→ TASK DESCRIPTION
Write out every record below exactly as given. Leave the pictures out.

Start of Block

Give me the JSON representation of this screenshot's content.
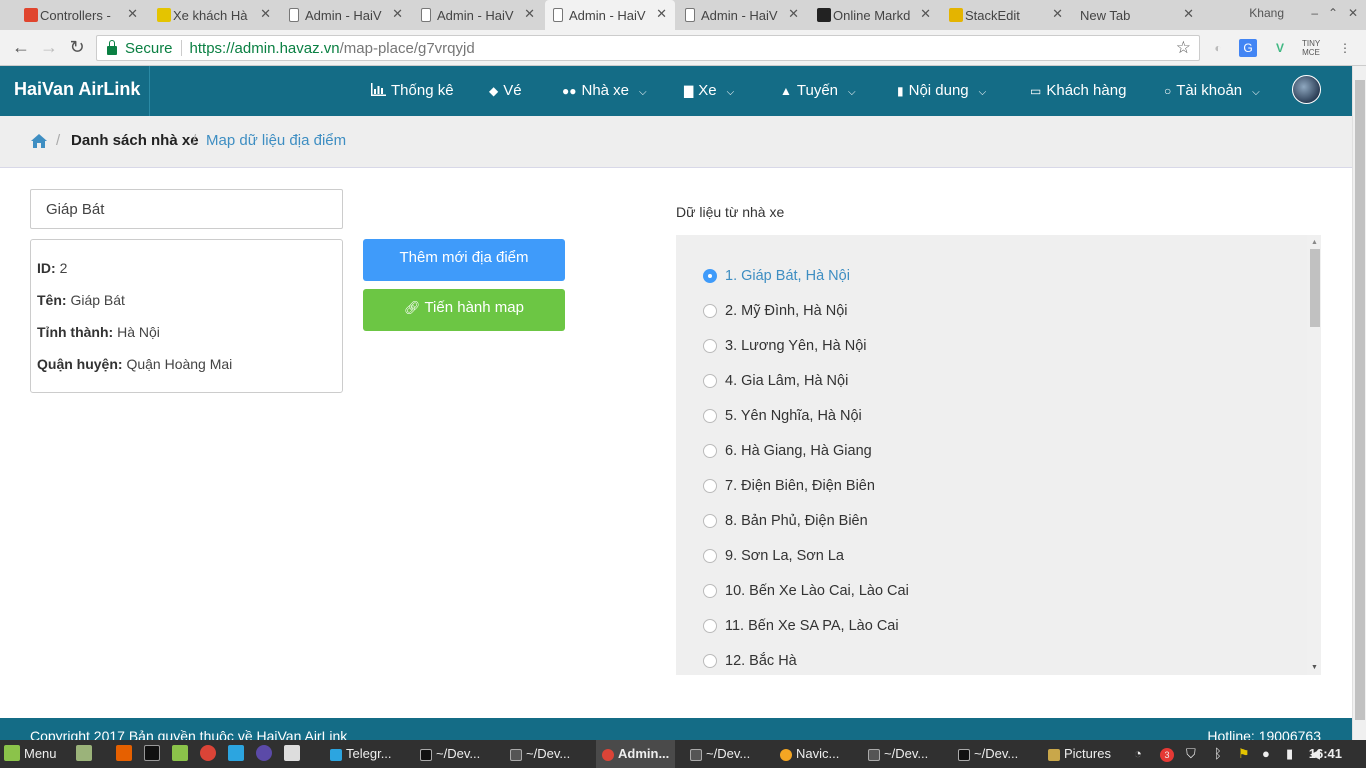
{
  "browser": {
    "tabs": [
      {
        "label": "Controllers -",
        "color": "#e0452e",
        "active": false
      },
      {
        "label": "Xe khách Hà",
        "color": "#e4c400",
        "active": false
      },
      {
        "label": "Admin - HaiV",
        "color": "#777777",
        "active": false
      },
      {
        "label": "Admin - HaiV",
        "color": "#777777",
        "active": false
      },
      {
        "label": "Admin - HaiV",
        "color": "#777777",
        "active": true
      },
      {
        "label": "Admin - HaiV",
        "color": "#777777",
        "active": false
      },
      {
        "label": "Online Markd",
        "color": "#222222",
        "active": false
      },
      {
        "label": "StackEdit",
        "color": "#e4b400",
        "active": false
      },
      {
        "label": "New Tab",
        "color": "",
        "active": false
      }
    ],
    "profile_name": "Khang",
    "secure_label": "Secure",
    "url_host": "https://admin.havaz.vn",
    "url_path": "/map-place/g7vrqyjd"
  },
  "app": {
    "brand": "HaiVan AirLink",
    "nav": [
      {
        "label": "Thống kê",
        "icon": "bar-chart-icon",
        "dropdown": false
      },
      {
        "label": "Vé",
        "icon": "ticket-icon",
        "dropdown": false
      },
      {
        "label": "Nhà xe",
        "icon": "users-icon",
        "dropdown": true
      },
      {
        "label": "Xe",
        "icon": "car-icon",
        "dropdown": true
      },
      {
        "label": "Tuyến",
        "icon": "road-icon",
        "dropdown": true
      },
      {
        "label": "Nội dung",
        "icon": "book-icon",
        "dropdown": true
      },
      {
        "label": "Khách hàng",
        "icon": "id-card-icon",
        "dropdown": false
      },
      {
        "label": "Tài khoản",
        "icon": "user-icon",
        "dropdown": true
      }
    ],
    "breadcrumb": {
      "item1": "Danh sách nhà xe",
      "item2": "Map dữ liệu địa điểm"
    },
    "search": {
      "value": "Giáp Bát"
    },
    "info": {
      "id_label": "ID:",
      "id_value": "2",
      "name_label": "Tên:",
      "name_value": "Giáp Bát",
      "province_label": "Tỉnh thành:",
      "province_value": "Hà Nội",
      "district_label": "Quận huyện:",
      "district_value": "Quận Hoàng Mai"
    },
    "buttons": {
      "add_label": "Thêm mới địa điểm",
      "map_label": "Tiến hành map"
    },
    "data_panel": {
      "title": "Dữ liệu từ nhà xe",
      "selected_index": 0,
      "options": [
        "1. Giáp Bát, Hà Nội",
        "2. Mỹ Đình, Hà Nội",
        "3. Lương Yên, Hà Nội",
        "4. Gia Lâm, Hà Nội",
        "5. Yên Nghĩa, Hà Nội",
        "6. Hà Giang, Hà Giang",
        "7. Điện Biên, Điện Biên",
        "8. Bản Phủ, Điện Biên",
        "9. Sơn La, Sơn La",
        "10. Bến Xe Lào Cai, Lào Cai",
        "11. Bến Xe SA PA, Lào Cai",
        "12. Bắc Hà"
      ]
    },
    "footer": {
      "copyright": "Copyright 2017 Bản quyền thuộc về HaiVan AirLink",
      "hotline": "Hotline: 19006763"
    }
  },
  "taskbar": {
    "menu_label": "Menu",
    "windows": [
      {
        "label": "Telegr...",
        "active": false
      },
      {
        "label": "~/Dev...",
        "active": false
      },
      {
        "label": "~/Dev...",
        "active": false
      },
      {
        "label": "Admin...",
        "active": true
      },
      {
        "label": "~/Dev...",
        "active": false
      },
      {
        "label": "Navic...",
        "active": false
      },
      {
        "label": "~/Dev...",
        "active": false
      },
      {
        "label": "~/Dev...",
        "active": false
      },
      {
        "label": "Pictures",
        "active": false
      }
    ],
    "notification_count": "3",
    "clock": "16:41"
  }
}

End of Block

→ REPLY
Give me the JSON representation of this screenshot's content.
{
  "browser": {
    "tabs": [
      {
        "label": "Controllers -",
        "color": "#e0452e",
        "active": false
      },
      {
        "label": "Xe khách Hà",
        "color": "#e4c400",
        "active": false
      },
      {
        "label": "Admin - HaiV",
        "color": "#777777",
        "active": false
      },
      {
        "label": "Admin - HaiV",
        "color": "#777777",
        "active": false
      },
      {
        "label": "Admin - HaiV",
        "color": "#777777",
        "active": true
      },
      {
        "label": "Admin - HaiV",
        "color": "#777777",
        "active": false
      },
      {
        "label": "Online Markd",
        "color": "#222222",
        "active": false
      },
      {
        "label": "StackEdit",
        "color": "#e4b400",
        "active": false
      },
      {
        "label": "New Tab",
        "color": "",
        "active": false
      }
    ],
    "profile_name": "Khang",
    "secure_label": "Secure",
    "url_host": "https://admin.havaz.vn",
    "url_path": "/map-place/g7vrqyjd"
  },
  "app": {
    "brand": "HaiVan AirLink",
    "nav": [
      {
        "label": "Thống kê",
        "icon": "bar-chart-icon",
        "dropdown": false
      },
      {
        "label": "Vé",
        "icon": "ticket-icon",
        "dropdown": false
      },
      {
        "label": "Nhà xe",
        "icon": "users-icon",
        "dropdown": true
      },
      {
        "label": "Xe",
        "icon": "car-icon",
        "dropdown": true
      },
      {
        "label": "Tuyến",
        "icon": "road-icon",
        "dropdown": true
      },
      {
        "label": "Nội dung",
        "icon": "book-icon",
        "dropdown": true
      },
      {
        "label": "Khách hàng",
        "icon": "id-card-icon",
        "dropdown": false
      },
      {
        "label": "Tài khoản",
        "icon": "user-icon",
        "dropdown": true
      }
    ],
    "breadcrumb": {
      "item1": "Danh sách nhà xe",
      "item2": "Map dữ liệu địa điểm"
    },
    "search": {
      "value": "Giáp Bát"
    },
    "info": {
      "id_label": "ID:",
      "id_value": "2",
      "name_label": "Tên:",
      "name_value": "Giáp Bát",
      "province_label": "Tỉnh thành:",
      "province_value": "Hà Nội",
      "district_label": "Quận huyện:",
      "district_value": "Quận Hoàng Mai"
    },
    "buttons": {
      "add_label": "Thêm mới địa điểm",
      "map_label": "Tiến hành map"
    },
    "data_panel": {
      "title": "Dữ liệu từ nhà xe",
      "selected_index": 0,
      "options": [
        "1. Giáp Bát, Hà Nội",
        "2. Mỹ Đình, Hà Nội",
        "3. Lương Yên, Hà Nội",
        "4. Gia Lâm, Hà Nội",
        "5. Yên Nghĩa, Hà Nội",
        "6. Hà Giang, Hà Giang",
        "7. Điện Biên, Điện Biên",
        "8. Bản Phủ, Điện Biên",
        "9. Sơn La, Sơn La",
        "10. Bến Xe Lào Cai, Lào Cai",
        "11. Bến Xe SA PA, Lào Cai",
        "12. Bắc Hà"
      ]
    },
    "footer": {
      "copyright": "Copyright 2017 Bản quyền thuộc về HaiVan AirLink",
      "hotline": "Hotline: 19006763"
    }
  },
  "taskbar": {
    "menu_label": "Menu",
    "windows": [
      {
        "label": "Telegr...",
        "active": false
      },
      {
        "label": "~/Dev...",
        "active": false
      },
      {
        "label": "~/Dev...",
        "active": false
      },
      {
        "label": "Admin...",
        "active": true
      },
      {
        "label": "~/Dev...",
        "active": false
      },
      {
        "label": "Navic...",
        "active": false
      },
      {
        "label": "~/Dev...",
        "active": false
      },
      {
        "label": "~/Dev...",
        "active": false
      },
      {
        "label": "Pictures",
        "active": false
      }
    ],
    "notification_count": "3",
    "clock": "16:41"
  }
}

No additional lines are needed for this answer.